Rogers made 34 before Mervyn Dillon returned for a second spell and had him caught at the wicket off a ball moving away off the pitch (57 for 2). But generally the bowlers found little swing or seam, and the inexperienced Ravi Rampaul, apart from the occasional wide, was the most consistent of the seamers.
It was when the spinners came on that Zimbabwe fell over themselves to give it away. Craig Wishart played what many might term a typical innings, playing some class strokes, including a six off Rampaul into the western stand, but he had made only 16 when he cut Gayle and was caught off a thick edge by Ridley Jacobs (107 for 3). Gayle struck twice more in the next two overs, removing the debutant Maregwede without scoring and Vermeulen for 36, both caught at midwicket, and both soft dismissals (111 for 5).
Yet again Zimbabwe were proving that they cannot handle pressure, especially when batting. Streak never looked in touch during his laborious 30, but Taibu and Blignaut both looked briefly capable of sharing a rescuing partnership, only to surrender their wickets weakly after doing the hard work. Powell took two wickets and three catches, including a brilliant one to remove Ervine.

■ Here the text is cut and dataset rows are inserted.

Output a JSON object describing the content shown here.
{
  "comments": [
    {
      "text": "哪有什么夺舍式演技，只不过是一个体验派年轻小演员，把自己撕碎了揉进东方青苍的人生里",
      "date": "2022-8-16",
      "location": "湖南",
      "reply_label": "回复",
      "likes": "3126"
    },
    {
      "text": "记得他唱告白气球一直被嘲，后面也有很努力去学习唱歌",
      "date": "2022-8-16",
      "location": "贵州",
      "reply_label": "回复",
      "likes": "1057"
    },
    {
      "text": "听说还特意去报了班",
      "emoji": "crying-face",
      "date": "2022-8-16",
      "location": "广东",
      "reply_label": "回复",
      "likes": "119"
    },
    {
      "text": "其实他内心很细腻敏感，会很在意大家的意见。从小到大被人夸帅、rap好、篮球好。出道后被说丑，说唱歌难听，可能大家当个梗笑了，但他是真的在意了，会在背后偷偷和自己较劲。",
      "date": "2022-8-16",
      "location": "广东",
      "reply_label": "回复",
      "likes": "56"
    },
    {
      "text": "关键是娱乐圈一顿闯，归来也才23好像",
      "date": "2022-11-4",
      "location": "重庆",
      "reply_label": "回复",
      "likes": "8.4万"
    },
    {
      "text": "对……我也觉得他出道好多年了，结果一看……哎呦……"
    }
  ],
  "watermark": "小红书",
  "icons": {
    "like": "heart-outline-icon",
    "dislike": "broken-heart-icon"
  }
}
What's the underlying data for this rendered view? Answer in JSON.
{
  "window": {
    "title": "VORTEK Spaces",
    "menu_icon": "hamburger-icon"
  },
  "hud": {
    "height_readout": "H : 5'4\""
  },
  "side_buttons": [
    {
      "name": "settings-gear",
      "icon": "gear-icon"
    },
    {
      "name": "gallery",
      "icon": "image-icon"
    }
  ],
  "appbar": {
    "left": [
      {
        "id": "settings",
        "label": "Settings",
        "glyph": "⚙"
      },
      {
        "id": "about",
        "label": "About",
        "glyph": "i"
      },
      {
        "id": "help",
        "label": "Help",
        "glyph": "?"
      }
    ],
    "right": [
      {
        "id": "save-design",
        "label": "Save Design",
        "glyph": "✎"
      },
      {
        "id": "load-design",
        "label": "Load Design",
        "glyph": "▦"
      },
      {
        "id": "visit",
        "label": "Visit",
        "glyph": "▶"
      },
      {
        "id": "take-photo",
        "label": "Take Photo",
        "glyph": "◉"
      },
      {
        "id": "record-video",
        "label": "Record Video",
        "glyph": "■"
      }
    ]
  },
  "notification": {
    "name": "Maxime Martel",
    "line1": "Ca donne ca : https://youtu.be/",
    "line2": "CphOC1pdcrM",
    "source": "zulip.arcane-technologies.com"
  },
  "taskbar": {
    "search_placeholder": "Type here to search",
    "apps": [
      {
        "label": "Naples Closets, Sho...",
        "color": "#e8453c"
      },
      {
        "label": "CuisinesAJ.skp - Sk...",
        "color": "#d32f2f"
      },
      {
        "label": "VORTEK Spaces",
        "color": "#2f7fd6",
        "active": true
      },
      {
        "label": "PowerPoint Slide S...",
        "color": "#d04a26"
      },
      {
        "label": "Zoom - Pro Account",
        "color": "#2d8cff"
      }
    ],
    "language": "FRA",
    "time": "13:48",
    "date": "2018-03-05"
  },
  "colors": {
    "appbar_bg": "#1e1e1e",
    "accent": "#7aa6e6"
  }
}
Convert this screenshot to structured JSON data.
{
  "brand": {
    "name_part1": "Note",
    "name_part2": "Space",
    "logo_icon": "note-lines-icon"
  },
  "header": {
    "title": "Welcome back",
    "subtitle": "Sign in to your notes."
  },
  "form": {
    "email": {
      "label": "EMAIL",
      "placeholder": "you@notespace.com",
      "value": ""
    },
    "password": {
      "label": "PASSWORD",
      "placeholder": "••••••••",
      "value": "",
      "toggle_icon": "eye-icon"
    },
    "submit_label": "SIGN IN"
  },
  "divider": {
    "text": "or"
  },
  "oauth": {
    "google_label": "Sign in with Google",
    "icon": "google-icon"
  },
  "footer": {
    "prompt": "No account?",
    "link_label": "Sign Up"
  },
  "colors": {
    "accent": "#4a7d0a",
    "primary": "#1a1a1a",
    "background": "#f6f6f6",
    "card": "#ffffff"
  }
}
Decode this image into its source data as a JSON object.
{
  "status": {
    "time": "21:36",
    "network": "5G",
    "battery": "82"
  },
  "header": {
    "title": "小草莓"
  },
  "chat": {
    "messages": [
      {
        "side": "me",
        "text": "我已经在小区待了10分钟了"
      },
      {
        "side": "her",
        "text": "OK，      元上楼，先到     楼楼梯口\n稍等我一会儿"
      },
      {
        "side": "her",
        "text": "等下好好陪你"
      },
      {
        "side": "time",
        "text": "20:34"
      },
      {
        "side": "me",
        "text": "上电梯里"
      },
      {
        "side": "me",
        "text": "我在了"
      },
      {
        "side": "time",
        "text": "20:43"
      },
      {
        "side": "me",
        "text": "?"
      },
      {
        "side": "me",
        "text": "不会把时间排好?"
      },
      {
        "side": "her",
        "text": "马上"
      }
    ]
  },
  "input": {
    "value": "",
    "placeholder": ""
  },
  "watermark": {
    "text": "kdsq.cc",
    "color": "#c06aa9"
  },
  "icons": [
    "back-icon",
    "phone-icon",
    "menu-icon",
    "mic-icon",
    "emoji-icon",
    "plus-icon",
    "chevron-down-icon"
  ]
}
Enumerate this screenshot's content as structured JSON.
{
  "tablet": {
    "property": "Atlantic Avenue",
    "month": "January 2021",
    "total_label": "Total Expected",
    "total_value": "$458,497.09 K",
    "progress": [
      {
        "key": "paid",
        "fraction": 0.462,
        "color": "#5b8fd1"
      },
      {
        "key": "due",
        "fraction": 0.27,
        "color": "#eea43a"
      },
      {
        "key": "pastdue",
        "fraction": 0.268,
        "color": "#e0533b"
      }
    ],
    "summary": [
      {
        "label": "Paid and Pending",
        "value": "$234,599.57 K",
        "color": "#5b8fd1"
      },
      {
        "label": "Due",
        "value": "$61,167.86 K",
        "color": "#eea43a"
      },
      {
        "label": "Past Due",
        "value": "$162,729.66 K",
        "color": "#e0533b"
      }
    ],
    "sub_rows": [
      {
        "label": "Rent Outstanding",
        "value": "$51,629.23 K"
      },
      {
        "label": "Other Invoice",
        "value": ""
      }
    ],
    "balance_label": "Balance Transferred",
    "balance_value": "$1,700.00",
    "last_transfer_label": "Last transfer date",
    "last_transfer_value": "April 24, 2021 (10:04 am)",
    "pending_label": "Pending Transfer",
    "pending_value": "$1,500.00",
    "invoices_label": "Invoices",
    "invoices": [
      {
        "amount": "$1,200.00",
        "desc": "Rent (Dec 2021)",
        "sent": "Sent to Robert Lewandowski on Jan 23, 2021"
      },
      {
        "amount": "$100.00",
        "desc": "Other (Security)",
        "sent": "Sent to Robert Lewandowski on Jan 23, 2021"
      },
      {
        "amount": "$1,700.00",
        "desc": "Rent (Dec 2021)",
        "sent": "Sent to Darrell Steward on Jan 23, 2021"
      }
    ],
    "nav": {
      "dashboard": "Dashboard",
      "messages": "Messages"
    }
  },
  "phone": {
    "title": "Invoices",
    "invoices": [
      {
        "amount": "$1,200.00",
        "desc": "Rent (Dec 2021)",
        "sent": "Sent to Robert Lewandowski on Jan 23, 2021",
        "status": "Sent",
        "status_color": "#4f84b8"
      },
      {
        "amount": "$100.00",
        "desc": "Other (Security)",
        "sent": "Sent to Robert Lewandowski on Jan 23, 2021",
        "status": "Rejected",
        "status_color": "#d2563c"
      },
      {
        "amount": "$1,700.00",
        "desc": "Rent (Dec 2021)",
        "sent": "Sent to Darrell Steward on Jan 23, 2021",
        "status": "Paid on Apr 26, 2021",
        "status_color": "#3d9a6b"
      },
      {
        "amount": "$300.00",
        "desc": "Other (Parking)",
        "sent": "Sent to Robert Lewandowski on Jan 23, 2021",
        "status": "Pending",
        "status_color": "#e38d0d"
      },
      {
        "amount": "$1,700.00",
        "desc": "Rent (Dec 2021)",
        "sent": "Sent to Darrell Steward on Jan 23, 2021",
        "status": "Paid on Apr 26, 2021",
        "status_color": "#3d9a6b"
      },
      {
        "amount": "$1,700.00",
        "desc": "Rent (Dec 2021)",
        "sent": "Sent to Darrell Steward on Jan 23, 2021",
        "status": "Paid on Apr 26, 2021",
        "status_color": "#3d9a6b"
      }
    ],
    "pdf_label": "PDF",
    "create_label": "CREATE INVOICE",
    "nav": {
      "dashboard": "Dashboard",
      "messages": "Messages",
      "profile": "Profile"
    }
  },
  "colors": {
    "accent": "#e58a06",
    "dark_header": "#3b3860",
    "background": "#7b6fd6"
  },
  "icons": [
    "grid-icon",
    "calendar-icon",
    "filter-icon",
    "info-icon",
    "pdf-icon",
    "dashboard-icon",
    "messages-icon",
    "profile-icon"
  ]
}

Zimbabwe's 196 was never likely to be enough in good batting conditions, and so it proved.
West Indies thus move on to South Africa with their tails up after narrow victories in both the Test (1-0) and one-day (3-2) series. There have been many encouraging signs for Zimbabwe, too - but their batsmen have to learn how to handle the pressure-cooker of international cricket better.